Author ORCID Identifier

Date Available


Year of Publication


Degree Name

Doctor of Education (EdD)

Document Type

Doctoral Dissertation




Curriculum and Instruction

First Advisor

Dr. Janice F. Almasi

Second Advisor

Dr. Kristen H. Perry

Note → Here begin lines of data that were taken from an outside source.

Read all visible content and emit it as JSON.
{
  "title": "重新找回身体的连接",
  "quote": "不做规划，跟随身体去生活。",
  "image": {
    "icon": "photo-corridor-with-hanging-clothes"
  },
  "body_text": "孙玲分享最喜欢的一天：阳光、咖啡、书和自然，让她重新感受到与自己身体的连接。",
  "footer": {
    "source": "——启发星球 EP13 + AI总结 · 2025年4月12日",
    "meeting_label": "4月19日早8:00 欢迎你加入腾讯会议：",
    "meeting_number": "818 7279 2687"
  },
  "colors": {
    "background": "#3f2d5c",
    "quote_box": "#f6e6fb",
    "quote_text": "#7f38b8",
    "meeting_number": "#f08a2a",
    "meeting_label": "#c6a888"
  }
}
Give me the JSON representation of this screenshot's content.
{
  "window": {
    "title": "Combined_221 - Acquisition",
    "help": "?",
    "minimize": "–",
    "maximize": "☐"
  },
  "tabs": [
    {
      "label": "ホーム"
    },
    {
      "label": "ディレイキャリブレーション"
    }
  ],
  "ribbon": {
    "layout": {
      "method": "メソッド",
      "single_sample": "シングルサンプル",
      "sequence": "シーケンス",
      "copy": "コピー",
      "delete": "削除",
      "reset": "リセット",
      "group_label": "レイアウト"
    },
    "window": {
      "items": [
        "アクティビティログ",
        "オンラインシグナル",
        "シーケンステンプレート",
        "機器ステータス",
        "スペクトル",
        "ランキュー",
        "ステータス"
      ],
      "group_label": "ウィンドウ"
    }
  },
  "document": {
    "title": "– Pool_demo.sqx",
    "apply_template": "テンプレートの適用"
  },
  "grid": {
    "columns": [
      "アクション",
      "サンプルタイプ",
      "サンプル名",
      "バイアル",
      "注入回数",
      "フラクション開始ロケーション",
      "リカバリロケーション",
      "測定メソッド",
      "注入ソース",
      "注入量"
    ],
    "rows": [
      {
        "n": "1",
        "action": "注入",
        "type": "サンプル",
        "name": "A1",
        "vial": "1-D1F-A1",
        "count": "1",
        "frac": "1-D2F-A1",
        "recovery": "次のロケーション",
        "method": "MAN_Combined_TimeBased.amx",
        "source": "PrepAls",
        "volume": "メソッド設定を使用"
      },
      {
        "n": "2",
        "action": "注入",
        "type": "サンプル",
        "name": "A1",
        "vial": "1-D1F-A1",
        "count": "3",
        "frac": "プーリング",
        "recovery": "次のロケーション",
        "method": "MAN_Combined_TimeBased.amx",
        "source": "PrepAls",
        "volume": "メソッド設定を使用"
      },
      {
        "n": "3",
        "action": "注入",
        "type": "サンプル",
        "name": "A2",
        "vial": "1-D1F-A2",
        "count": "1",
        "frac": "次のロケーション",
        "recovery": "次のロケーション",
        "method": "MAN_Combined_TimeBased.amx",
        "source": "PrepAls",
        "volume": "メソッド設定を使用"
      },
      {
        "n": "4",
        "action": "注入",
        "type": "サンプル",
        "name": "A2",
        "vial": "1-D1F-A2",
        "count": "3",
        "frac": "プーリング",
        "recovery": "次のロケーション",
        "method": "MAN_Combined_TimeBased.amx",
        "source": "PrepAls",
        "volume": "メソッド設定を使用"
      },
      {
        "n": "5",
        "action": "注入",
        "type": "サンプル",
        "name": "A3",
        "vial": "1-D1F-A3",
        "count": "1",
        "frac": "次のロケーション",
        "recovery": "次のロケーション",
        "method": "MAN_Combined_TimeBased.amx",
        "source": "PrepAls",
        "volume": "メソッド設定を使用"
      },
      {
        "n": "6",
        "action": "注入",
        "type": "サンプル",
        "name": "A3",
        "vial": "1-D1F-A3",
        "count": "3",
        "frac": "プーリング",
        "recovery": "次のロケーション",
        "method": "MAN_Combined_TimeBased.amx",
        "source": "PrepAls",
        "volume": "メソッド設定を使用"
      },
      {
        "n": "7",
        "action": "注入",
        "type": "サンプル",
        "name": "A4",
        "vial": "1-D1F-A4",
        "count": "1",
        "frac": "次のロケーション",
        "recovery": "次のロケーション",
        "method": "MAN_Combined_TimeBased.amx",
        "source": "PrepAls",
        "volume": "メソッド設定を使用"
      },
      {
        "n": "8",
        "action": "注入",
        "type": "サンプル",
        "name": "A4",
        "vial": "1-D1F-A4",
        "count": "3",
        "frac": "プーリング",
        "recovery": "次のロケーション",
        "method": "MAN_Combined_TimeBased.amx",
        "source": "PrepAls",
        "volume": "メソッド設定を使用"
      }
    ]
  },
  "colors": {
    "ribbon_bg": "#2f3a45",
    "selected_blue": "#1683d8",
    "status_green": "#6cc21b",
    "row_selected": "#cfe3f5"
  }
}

The purpose of this research study was to understand Transplanted Appalachians’ perspectives of culturally relevant topics/texts and how these topics/texts aid in their reading comprehension. This culturally relevant study was framed using Vygotsky’s (1978) sociocultural theory, Barton and Hamilton’s (1998) literacy as a social practice, and Rosenblatt’s (1994) transactional theory. Research participants included five transplanted Appalachian adults from the Central Appalachian Region. The research methods included one introductory interview, four think-alouds, four post think-aloud interviews, and four Cultural Relevance Rubrics. Results from the data sources revealed the participants strongly related to six cultural themes including: community, authentic Appalachian experiences (e.g., settings, characters, and experiences), disliking vulgar language (i.e., cussing), disliking alcohol (i.e., drinking alcohol), dignity of work/dedication to work, and personal independence. Interview data and Cultural Relevance Rubrics revealed participants viewed the cultural relevance of texts on a spectrum of less to more culturally relevant rather than a binary categorization of culturally relevant or non-culturally relevant. In addition, think-aloud data revealed research participants utilized more instances of strategic processing and monitored their comprehension more often when reading the non-culturally relevant texts than the culturally relevant texts. This may suggest that the participants were unfamiliar with the non-culturally relevant texts perhaps resulting in the increase of strategic processing and comprehension monitoring. Thus, the educational implications of this research recommend for practitioners of transplanted Appalachians that they implement the six cultural themes into their daily instruction as a method of contextualizing instruction. Further, practitioners may want to use topics/texts with these six cultural themes as these may assist in meaning making for transplanted Appalachians and should provide a relevant framework for teaching comprehension strategies. Additional research could examine how well transplanted Appalachians comprehend more culturally relevant topics/texts compared to less culturally relevant texts.

Digital Object Identifier (DOI)